Civil society organisations publish letter to EIB Board of Directors on draft Environmental and Social Sustainability Framework

Photo credit: nmann77 –

A coalition of 23 civil society organisations have written to the European Investment Bank’s (EIB) Board of Directors to share our priorities for improving the recently published draft of the EIB’s Environmental and Social Sustainability Framework (ESSF), which is expected to be  discussed by the Board on 2 February.  

It is of utmost importance for the EIB to adopt a stronger set of policies and standards guiding its future operations, especially at a time when the EIB is creating a development branch and undergoing a transformation into the “EU Climate Bank”. 

The current draft ESSF fails to uphold sufficient improvements to prevent harm in the following key areas:  

  • protection and promotion of human rights; 
  • transparency and environmental due diligence of financial intermediaries’ investments;  and  
  • keeping particularly vulnerable ecosystems off-limits for investments and ensuring  appropriate assessments of project impacts on protected and internationally  recognised areas beyond the EU, EFTA and enlargement countries.  

A major overhaul of the draft ESSF is necessary for the Bank to uphold its commitment to  support the sustainable development of the countries where it operates, particularly outside of  the EU. 

If the ESSF is adopted in its current form, it would fail to make the EIB a responsible lender  and to strengthen its development impact.
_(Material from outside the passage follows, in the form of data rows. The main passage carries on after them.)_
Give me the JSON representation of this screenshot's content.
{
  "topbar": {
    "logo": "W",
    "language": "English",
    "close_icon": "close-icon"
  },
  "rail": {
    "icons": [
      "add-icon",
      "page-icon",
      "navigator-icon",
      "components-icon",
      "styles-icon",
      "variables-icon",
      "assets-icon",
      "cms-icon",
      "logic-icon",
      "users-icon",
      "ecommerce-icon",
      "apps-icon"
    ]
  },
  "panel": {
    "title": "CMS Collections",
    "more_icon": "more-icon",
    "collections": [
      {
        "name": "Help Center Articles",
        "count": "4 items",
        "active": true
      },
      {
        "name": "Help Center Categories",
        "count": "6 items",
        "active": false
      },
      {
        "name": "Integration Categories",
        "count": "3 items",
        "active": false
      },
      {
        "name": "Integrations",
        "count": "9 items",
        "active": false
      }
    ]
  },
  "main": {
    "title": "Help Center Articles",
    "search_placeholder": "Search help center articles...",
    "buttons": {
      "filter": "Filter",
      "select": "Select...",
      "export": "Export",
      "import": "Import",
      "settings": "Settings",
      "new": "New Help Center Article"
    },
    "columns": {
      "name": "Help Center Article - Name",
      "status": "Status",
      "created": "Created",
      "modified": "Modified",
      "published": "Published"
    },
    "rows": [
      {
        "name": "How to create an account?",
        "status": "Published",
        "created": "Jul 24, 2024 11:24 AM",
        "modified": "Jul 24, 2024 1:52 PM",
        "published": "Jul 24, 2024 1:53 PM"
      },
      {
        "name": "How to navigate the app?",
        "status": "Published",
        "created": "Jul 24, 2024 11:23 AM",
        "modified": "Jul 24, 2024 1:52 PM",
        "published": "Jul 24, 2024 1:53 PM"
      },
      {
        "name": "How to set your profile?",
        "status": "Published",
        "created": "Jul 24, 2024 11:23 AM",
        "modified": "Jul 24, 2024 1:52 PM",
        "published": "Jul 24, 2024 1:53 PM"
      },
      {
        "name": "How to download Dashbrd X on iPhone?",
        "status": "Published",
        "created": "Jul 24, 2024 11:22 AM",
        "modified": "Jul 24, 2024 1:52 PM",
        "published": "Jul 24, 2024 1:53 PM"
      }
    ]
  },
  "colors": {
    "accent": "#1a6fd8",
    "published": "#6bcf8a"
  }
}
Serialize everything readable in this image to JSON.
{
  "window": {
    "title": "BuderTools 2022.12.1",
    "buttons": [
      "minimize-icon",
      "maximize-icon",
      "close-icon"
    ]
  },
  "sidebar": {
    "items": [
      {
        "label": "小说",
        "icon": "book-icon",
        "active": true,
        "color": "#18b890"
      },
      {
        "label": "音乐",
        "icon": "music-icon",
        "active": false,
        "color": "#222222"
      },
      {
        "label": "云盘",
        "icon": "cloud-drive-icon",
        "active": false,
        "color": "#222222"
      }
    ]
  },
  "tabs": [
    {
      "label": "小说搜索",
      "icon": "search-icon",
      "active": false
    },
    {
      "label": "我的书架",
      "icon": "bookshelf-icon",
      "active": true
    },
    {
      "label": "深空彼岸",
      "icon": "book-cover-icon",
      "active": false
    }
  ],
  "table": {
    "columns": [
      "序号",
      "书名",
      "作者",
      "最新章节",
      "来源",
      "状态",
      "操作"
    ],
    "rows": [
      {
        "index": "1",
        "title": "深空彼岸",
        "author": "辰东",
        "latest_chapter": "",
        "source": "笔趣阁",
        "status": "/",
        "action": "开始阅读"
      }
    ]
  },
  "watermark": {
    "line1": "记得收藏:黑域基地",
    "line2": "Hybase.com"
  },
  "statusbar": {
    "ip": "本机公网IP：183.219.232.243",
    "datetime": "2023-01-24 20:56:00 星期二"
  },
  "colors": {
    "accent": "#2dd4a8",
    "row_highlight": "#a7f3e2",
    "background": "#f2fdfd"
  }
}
Importantly, the ESSF review must not miss the  opportunity to keep up with the expected legislation on the EU mandatory human rights and  environmental due diligence framework. It is not acceptable to take another 8 years for the  EIB to align its ESSF with the currently discussed EU human rights due diligence legislation.  

Below are listed key areas for improvement which could lead the EIB to truly deliver on its  environmental and social commitments. In your capacity as Directors and representatives of  the bank’s shareholders, we urge you to integrate these proposals into the draft Policy and  relevant Standards, before approving the ESSF. 

The rest of the open letter can viewed and downloaded here.

Yesterday, IPHR published the latest episode of the Human Rights Survival Guide podcast, with a focuses on how human rights factors into international financial institutions’ due diligence processes. Listen to it here or on your favourite podcast app: